◆ Data to process ◆
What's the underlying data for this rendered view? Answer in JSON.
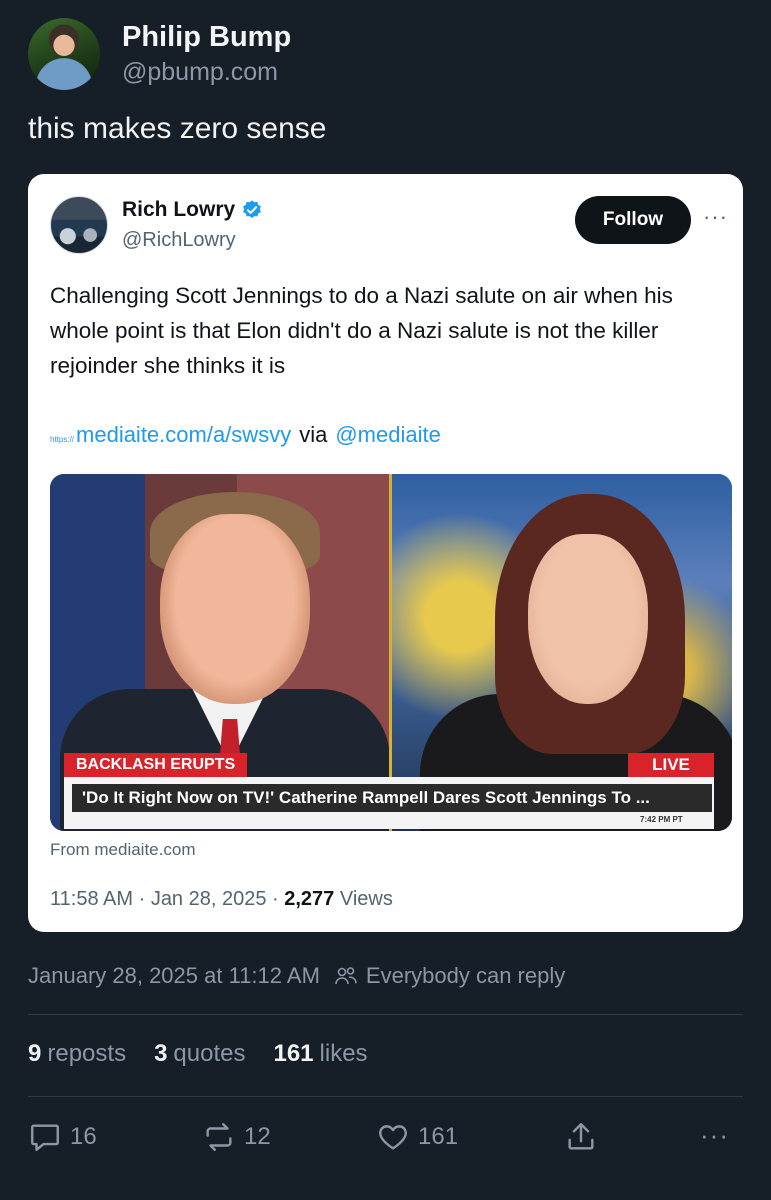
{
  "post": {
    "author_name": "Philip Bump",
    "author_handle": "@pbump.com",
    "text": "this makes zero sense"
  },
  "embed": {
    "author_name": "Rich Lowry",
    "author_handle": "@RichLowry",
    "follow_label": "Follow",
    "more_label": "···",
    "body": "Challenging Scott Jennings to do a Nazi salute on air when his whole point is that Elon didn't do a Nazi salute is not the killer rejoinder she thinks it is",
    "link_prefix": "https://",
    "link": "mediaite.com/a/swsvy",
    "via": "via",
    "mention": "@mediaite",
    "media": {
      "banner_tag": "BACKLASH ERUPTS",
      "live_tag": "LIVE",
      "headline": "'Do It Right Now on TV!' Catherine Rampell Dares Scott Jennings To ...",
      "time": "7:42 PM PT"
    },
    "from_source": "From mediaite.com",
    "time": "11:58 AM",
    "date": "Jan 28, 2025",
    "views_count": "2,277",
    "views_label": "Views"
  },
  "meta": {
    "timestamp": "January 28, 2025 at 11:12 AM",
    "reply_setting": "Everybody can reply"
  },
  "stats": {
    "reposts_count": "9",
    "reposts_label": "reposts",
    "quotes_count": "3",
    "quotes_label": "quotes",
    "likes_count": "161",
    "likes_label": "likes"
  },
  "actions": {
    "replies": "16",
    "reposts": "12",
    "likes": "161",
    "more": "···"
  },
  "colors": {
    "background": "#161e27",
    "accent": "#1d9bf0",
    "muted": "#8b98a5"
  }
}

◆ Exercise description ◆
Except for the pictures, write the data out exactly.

◆ Result for this exercise ◆
What's the underlying data for this rendered view? Answer in JSON.
{
  "post": {
    "author_name": "Philip Bump",
    "author_handle": "@pbump.com",
    "text": "this makes zero sense"
  },
  "embed": {
    "author_name": "Rich Lowry",
    "author_handle": "@RichLowry",
    "follow_label": "Follow",
    "more_label": "···",
    "body": "Challenging Scott Jennings to do a Nazi salute on air when his whole point is that Elon didn't do a Nazi salute is not the killer rejoinder she thinks it is",
    "link_prefix": "https://",
    "link": "mediaite.com/a/swsvy",
    "via": "via",
    "mention": "@mediaite",
    "media": {
      "banner_tag": "BACKLASH ERUPTS",
      "live_tag": "LIVE",
      "headline": "'Do It Right Now on TV!' Catherine Rampell Dares Scott Jennings To ...",
      "time": "7:42 PM PT"
    },
    "from_source": "From mediaite.com",
    "time": "11:58 AM",
    "date": "Jan 28, 2025",
    "views_count": "2,277",
    "views_label": "Views"
  },
  "meta": {
    "timestamp": "January 28, 2025 at 11:12 AM",
    "reply_setting": "Everybody can reply"
  },
  "stats": {
    "reposts_count": "9",
    "reposts_label": "reposts",
    "quotes_count": "3",
    "quotes_label": "quotes",
    "likes_count": "161",
    "likes_label": "likes"
  },
  "actions": {
    "replies": "16",
    "reposts": "12",
    "likes": "161",
    "more": "···"
  },
  "colors": {
    "background": "#161e27",
    "accent": "#1d9bf0",
    "muted": "#8b98a5"
  }
}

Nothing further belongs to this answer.